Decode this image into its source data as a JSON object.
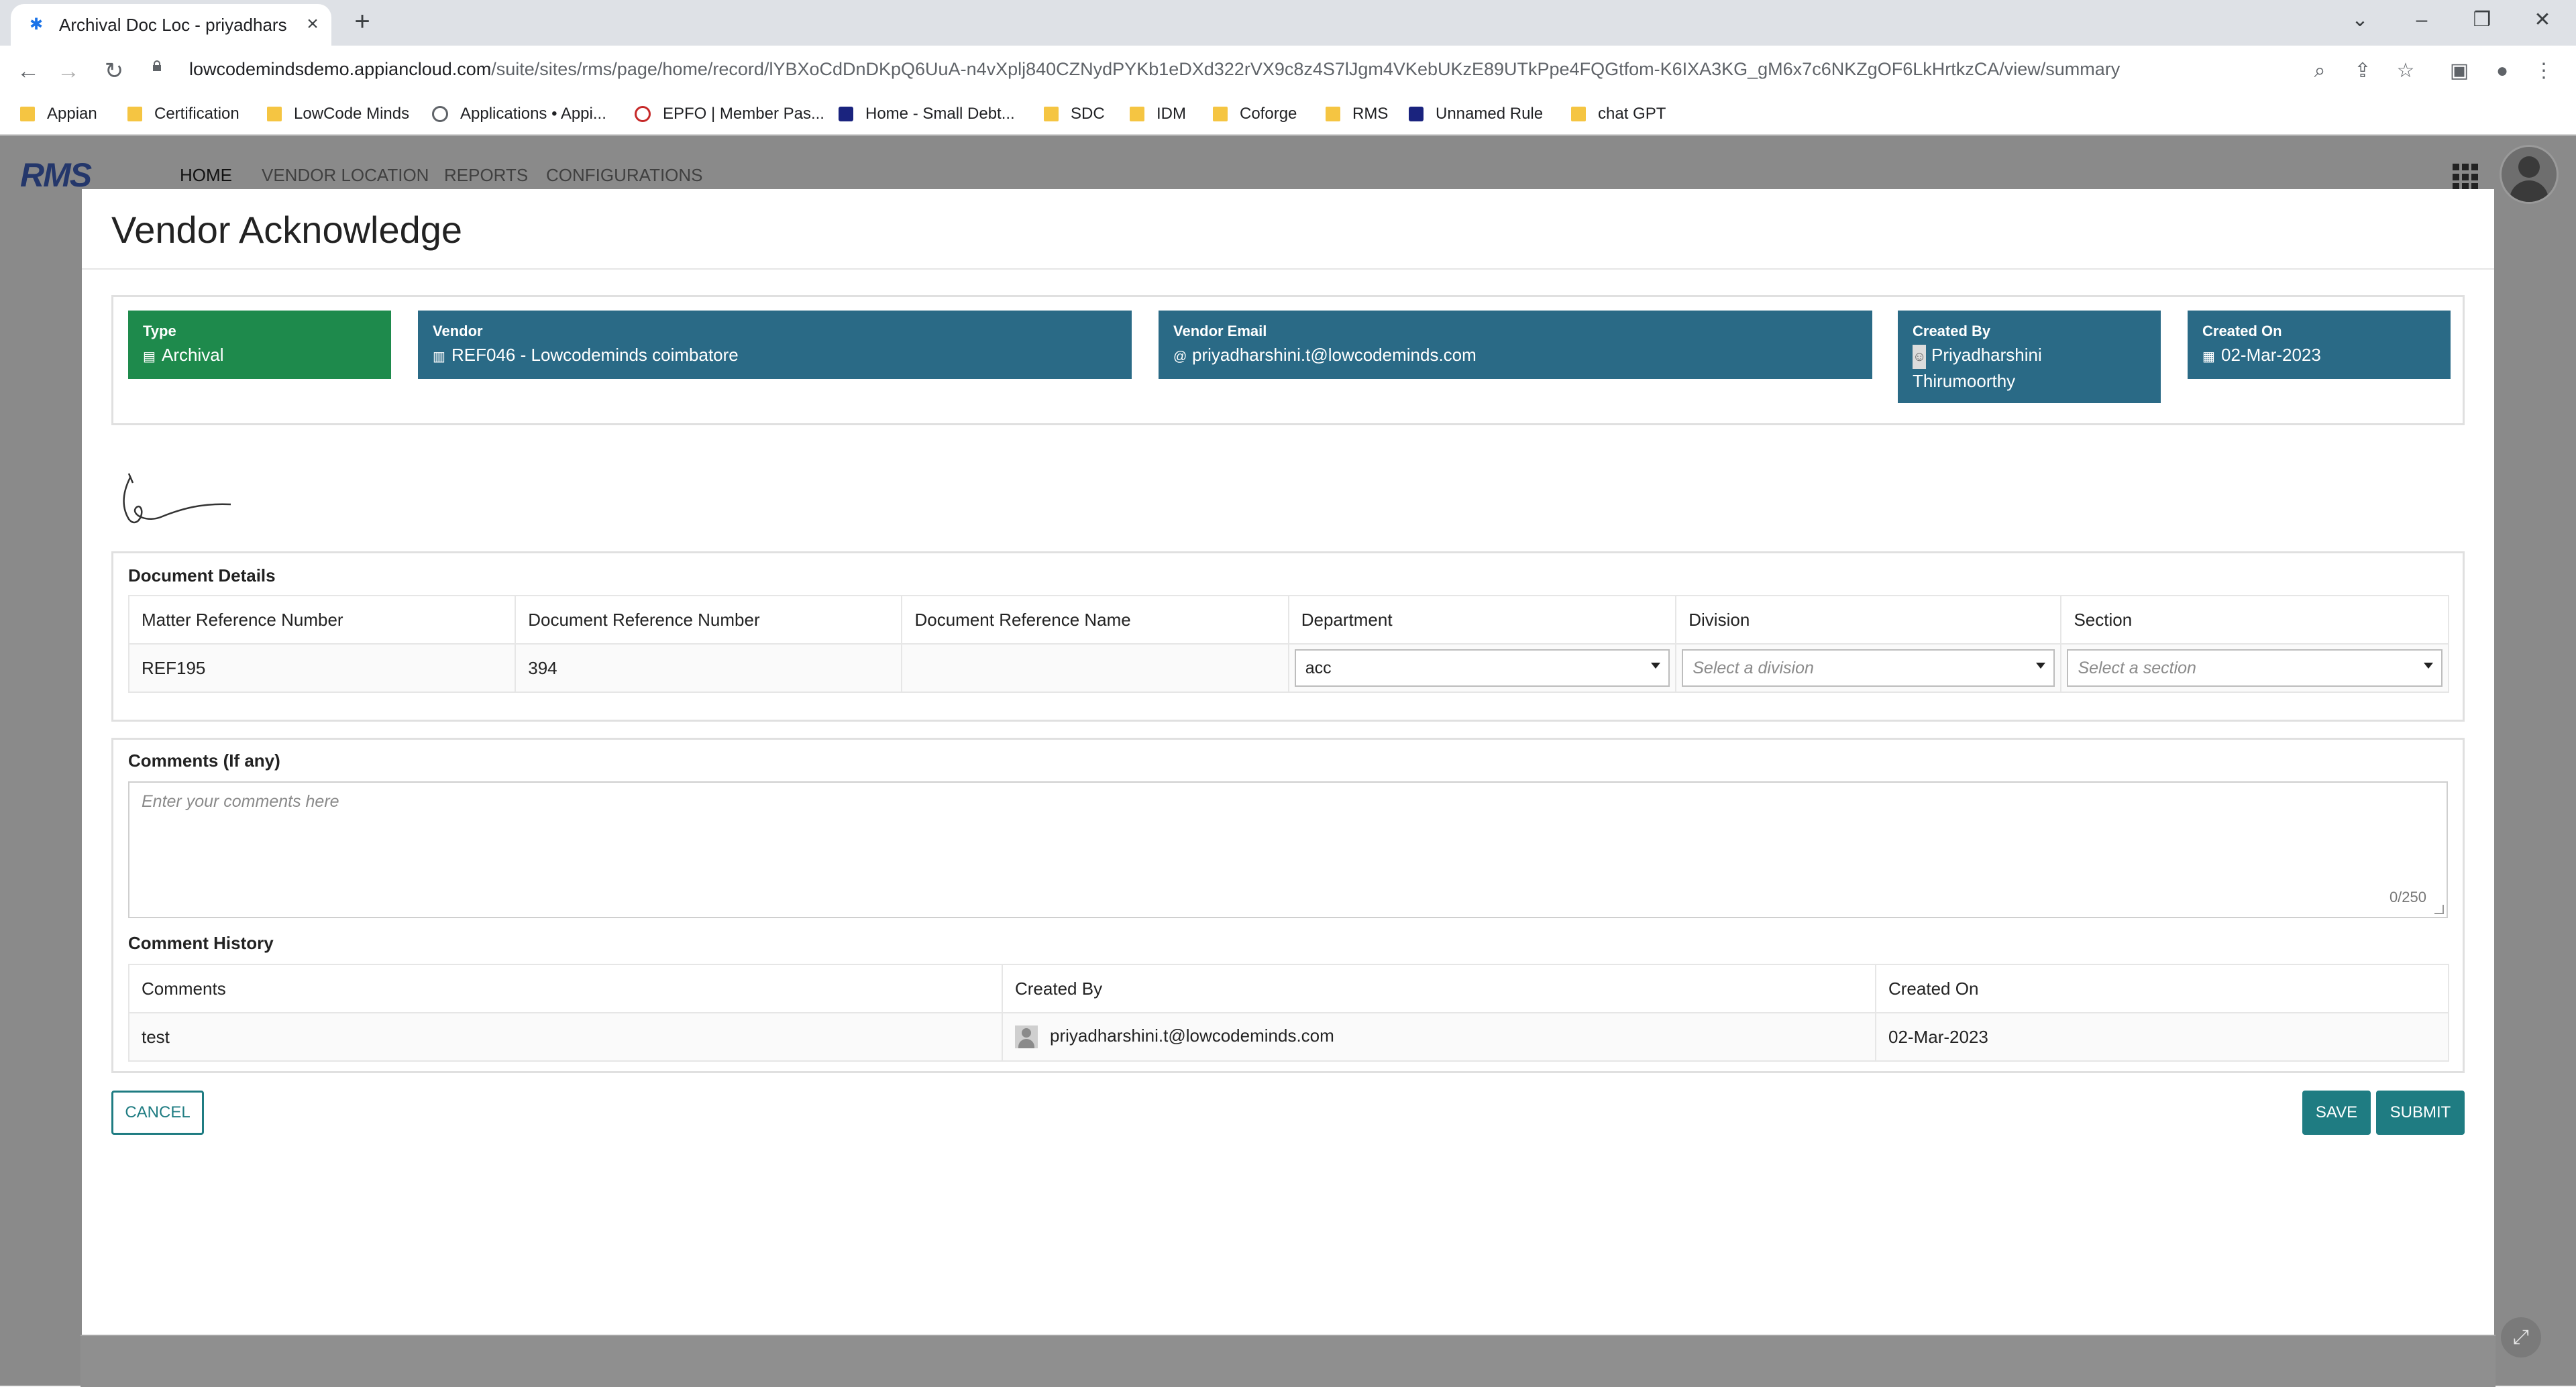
{
  "browser": {
    "tab_title": "Archival Doc Loc - priyadharshini",
    "url_host": "lowcodemindsdemo.appiancloud.com",
    "url_path": "/suite/sites/rms/page/home/record/lYBXoCdDnDKpQ6UuA-n4vXplj840CZNydPYKb1eDXd322rVX9c8z4S7lJgm4VKebUKzE89UTkPpe4FQGtfom-K6IXA3KG_gM6x7c6NKZgOF6LkHrtkzCA/view/summary",
    "bookmarks": [
      {
        "label": "Appian",
        "icon": "folder-icon"
      },
      {
        "label": "Certification",
        "icon": "folder-icon"
      },
      {
        "label": "LowCode Minds",
        "icon": "folder-icon"
      },
      {
        "label": "Applications • Appi...",
        "icon": "globe-icon"
      },
      {
        "label": "EPFO | Member Pas...",
        "icon": "epfo-icon"
      },
      {
        "label": "Home - Small Debt...",
        "icon": "site-icon"
      },
      {
        "label": "SDC",
        "icon": "folder-icon"
      },
      {
        "label": "IDM",
        "icon": "folder-icon"
      },
      {
        "label": "Coforge",
        "icon": "folder-icon"
      },
      {
        "label": "RMS",
        "icon": "folder-icon"
      },
      {
        "label": "Unnamed Rule",
        "icon": "site-icon"
      },
      {
        "label": "chat GPT",
        "icon": "folder-icon"
      }
    ]
  },
  "app": {
    "logo": "RMS",
    "nav": [
      "HOME",
      "VENDOR LOCATION",
      "REPORTS",
      "CONFIGURATIONS"
    ]
  },
  "modal": {
    "title": "Vendor Acknowledge",
    "cards": {
      "type": {
        "label": "Type",
        "value": "Archival",
        "color": "#1e8a4c"
      },
      "vendor": {
        "label": "Vendor",
        "value": "REF046 - Lowcodeminds coimbatore",
        "color": "#2a6a86"
      },
      "vendor_email": {
        "label": "Vendor Email",
        "value": "priyadharshini.t@lowcodeminds.com",
        "color": "#2a6a86"
      },
      "created_by": {
        "label": "Created By",
        "value_line1": "Priyadharshini",
        "value_line2": "Thirumoorthy",
        "color": "#2a6a86"
      },
      "created_on": {
        "label": "Created On",
        "value": "02-Mar-2023",
        "color": "#2a6a86"
      }
    },
    "document_details": {
      "heading": "Document Details",
      "columns": [
        "Matter Reference Number",
        "Document Reference Number",
        "Document Reference Name",
        "Department",
        "Division",
        "Section"
      ],
      "row": {
        "matter_ref": "REF195",
        "doc_ref_number": "394",
        "doc_ref_name": "",
        "department": "acc",
        "division_placeholder": "Select a division",
        "section_placeholder": "Select a section"
      }
    },
    "comments": {
      "heading": "Comments (If any)",
      "placeholder": "Enter your comments here",
      "counter": "0/250"
    },
    "comment_history": {
      "heading": "Comment History",
      "columns": [
        "Comments",
        "Created By",
        "Created On"
      ],
      "rows": [
        {
          "comment": "test",
          "created_by": "priyadharshini.t@lowcodeminds.com",
          "created_on": "02-Mar-2023"
        }
      ]
    },
    "buttons": {
      "cancel": "CANCEL",
      "save": "SAVE",
      "submit": "SUBMIT"
    },
    "accent_color": "#1f7c82"
  }
}
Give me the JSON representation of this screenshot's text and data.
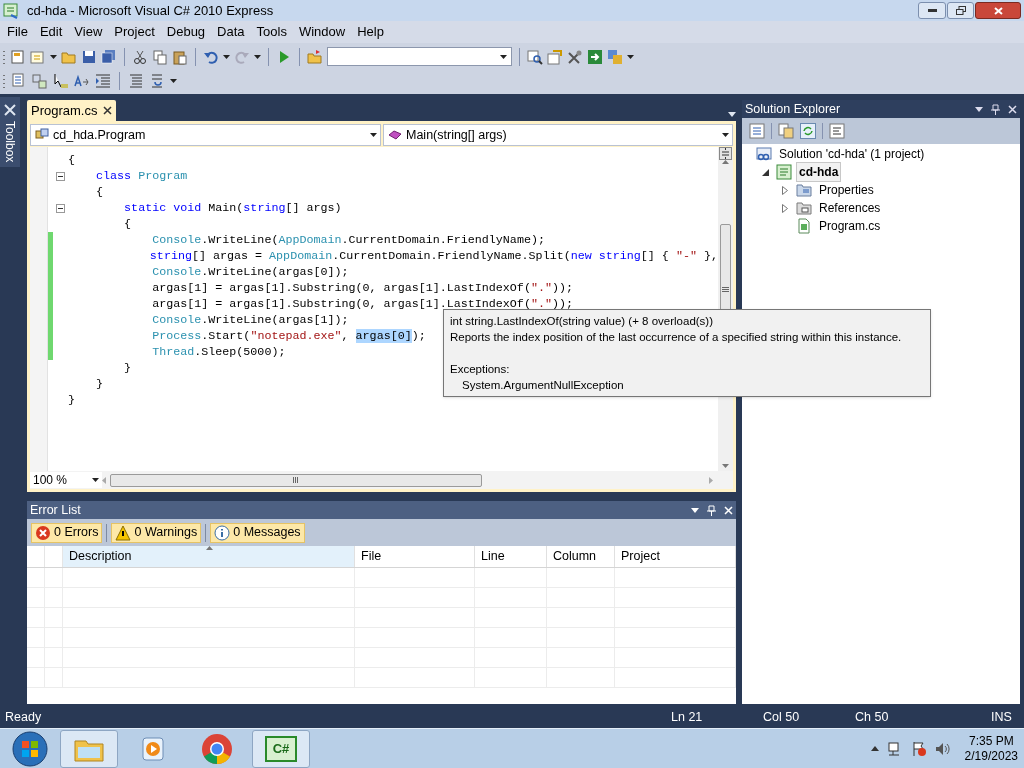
{
  "window": {
    "title": "cd-hda - Microsoft Visual C# 2010 Express"
  },
  "menu": [
    "File",
    "Edit",
    "View",
    "Project",
    "Debug",
    "Data",
    "Tools",
    "Window",
    "Help"
  ],
  "toolbox": {
    "label": "Toolbox"
  },
  "editor": {
    "tabs": [
      {
        "label": "Program.cs",
        "selected": true
      }
    ],
    "type_dropdown": "cd_hda.Program",
    "member_dropdown": "Main(string[] args)",
    "lines": [
      {
        "changed": false,
        "foldable": false,
        "tokens": [
          {
            "kind": "plain",
            "text": "{"
          }
        ]
      },
      {
        "changed": false,
        "foldable": true,
        "tokens": [
          {
            "kind": "keyword",
            "text": "    class "
          },
          {
            "kind": "type",
            "text": "Program"
          }
        ]
      },
      {
        "changed": false,
        "foldable": false,
        "tokens": [
          {
            "kind": "plain",
            "text": "    {"
          }
        ]
      },
      {
        "changed": false,
        "foldable": true,
        "tokens": [
          {
            "kind": "keyword",
            "text": "        static void"
          },
          {
            "kind": "plain",
            "text": " Main("
          },
          {
            "kind": "keyword",
            "text": "string"
          },
          {
            "kind": "plain",
            "text": "[] args)"
          }
        ]
      },
      {
        "changed": false,
        "foldable": false,
        "tokens": [
          {
            "kind": "plain",
            "text": "        {"
          }
        ]
      },
      {
        "changed": true,
        "foldable": false,
        "tokens": [
          {
            "kind": "type",
            "text": "            Console"
          },
          {
            "kind": "plain",
            "text": ".WriteLine("
          },
          {
            "kind": "type",
            "text": "AppDomain"
          },
          {
            "kind": "plain",
            "text": ".CurrentDomain.FriendlyName);"
          }
        ]
      },
      {
        "changed": true,
        "foldable": false,
        "tokens": [
          {
            "kind": "keyword",
            "text": "            string"
          },
          {
            "kind": "plain",
            "text": "[] argas = "
          },
          {
            "kind": "type",
            "text": "AppDomain"
          },
          {
            "kind": "plain",
            "text": ".CurrentDomain.FriendlyName.Split("
          },
          {
            "kind": "keyword",
            "text": "new string"
          },
          {
            "kind": "plain",
            "text": "[] { "
          },
          {
            "kind": "string",
            "text": "\"-\""
          },
          {
            "kind": "plain",
            "text": " },"
          }
        ]
      },
      {
        "changed": true,
        "foldable": false,
        "tokens": [
          {
            "kind": "type",
            "text": "            Console"
          },
          {
            "kind": "plain",
            "text": ".WriteLine(argas[0]);"
          }
        ]
      },
      {
        "changed": true,
        "foldable": false,
        "tokens": [
          {
            "kind": "plain",
            "text": "            argas[1] = argas[1].Substring(0, argas[1].LastIndexOf("
          },
          {
            "kind": "string",
            "text": "\".\""
          },
          {
            "kind": "plain",
            "text": "));"
          }
        ]
      },
      {
        "changed": true,
        "foldable": false,
        "tokens": [
          {
            "kind": "plain",
            "text": "            argas[1] = argas[1].Substring(0, argas[1].LastIndexOf("
          },
          {
            "kind": "string",
            "text": "\".\""
          },
          {
            "kind": "plain",
            "text": "));"
          }
        ]
      },
      {
        "changed": true,
        "foldable": false,
        "tokens": [
          {
            "kind": "type",
            "text": "            Console"
          },
          {
            "kind": "plain",
            "text": ".WriteLine(argas[1]);"
          }
        ]
      },
      {
        "changed": true,
        "foldable": false,
        "tokens": [
          {
            "kind": "type",
            "text": "            Process"
          },
          {
            "kind": "plain",
            "text": ".Start("
          },
          {
            "kind": "string",
            "text": "\"notepad.exe\""
          },
          {
            "kind": "plain",
            "text": ", "
          },
          {
            "kind": "selection",
            "text": "argas[0]"
          },
          {
            "kind": "plain",
            "text": ");"
          }
        ]
      },
      {
        "changed": true,
        "foldable": false,
        "tokens": [
          {
            "kind": "type",
            "text": "            Thread"
          },
          {
            "kind": "plain",
            "text": ".Sleep(5000);"
          }
        ]
      },
      {
        "changed": false,
        "foldable": false,
        "tokens": [
          {
            "kind": "plain",
            "text": "        }"
          }
        ]
      },
      {
        "changed": false,
        "foldable": false,
        "tokens": [
          {
            "kind": "plain",
            "text": "    }"
          }
        ]
      },
      {
        "changed": false,
        "foldable": false,
        "tokens": [
          {
            "kind": "plain",
            "text": "}"
          }
        ]
      }
    ],
    "zoom": "100 %",
    "tooltip": {
      "signature": "int string.LastIndexOf(string value)  (+ 8 overload(s))",
      "description": "Reports the index position of the last occurrence of a specified string within this instance.",
      "exceptions_label": "Exceptions:",
      "exceptions": [
        "System.ArgumentNullException"
      ]
    }
  },
  "error_list": {
    "title": "Error List",
    "filters": [
      {
        "kind": "error",
        "label": "0 Errors",
        "selected": true
      },
      {
        "kind": "warning",
        "label": "0 Warnings",
        "selected": true
      },
      {
        "kind": "message",
        "label": "0 Messages",
        "selected": true
      }
    ],
    "columns": [
      "Description",
      "File",
      "Line",
      "Column",
      "Project"
    ]
  },
  "solution_explorer": {
    "title": "Solution Explorer",
    "tree": [
      {
        "kind": "solution",
        "label": "Solution 'cd-hda' (1 project)",
        "selected": false,
        "children": [
          {
            "kind": "project",
            "label": "cd-hda",
            "selected": true,
            "expanded": true,
            "children": [
              {
                "kind": "properties",
                "label": "Properties",
                "selected": false,
                "expanded": false
              },
              {
                "kind": "references",
                "label": "References",
                "selected": false,
                "expanded": false
              },
              {
                "kind": "file",
                "label": "Program.cs",
                "selected": false
              }
            ]
          }
        ]
      }
    ]
  },
  "status_bar": {
    "message": "Ready",
    "line": "Ln 21",
    "col": "Col 50",
    "ch": "Ch 50",
    "mode": "INS"
  },
  "taskbar": {
    "apps": [
      {
        "kind": "explorer",
        "open": true
      },
      {
        "kind": "media",
        "open": false
      },
      {
        "kind": "browser",
        "open": false
      },
      {
        "kind": "ide",
        "open": true,
        "glyph": "C#"
      }
    ],
    "time": "7:35 PM",
    "date": "2/19/2023"
  }
}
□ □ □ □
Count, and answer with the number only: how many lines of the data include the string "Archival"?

Task answer
2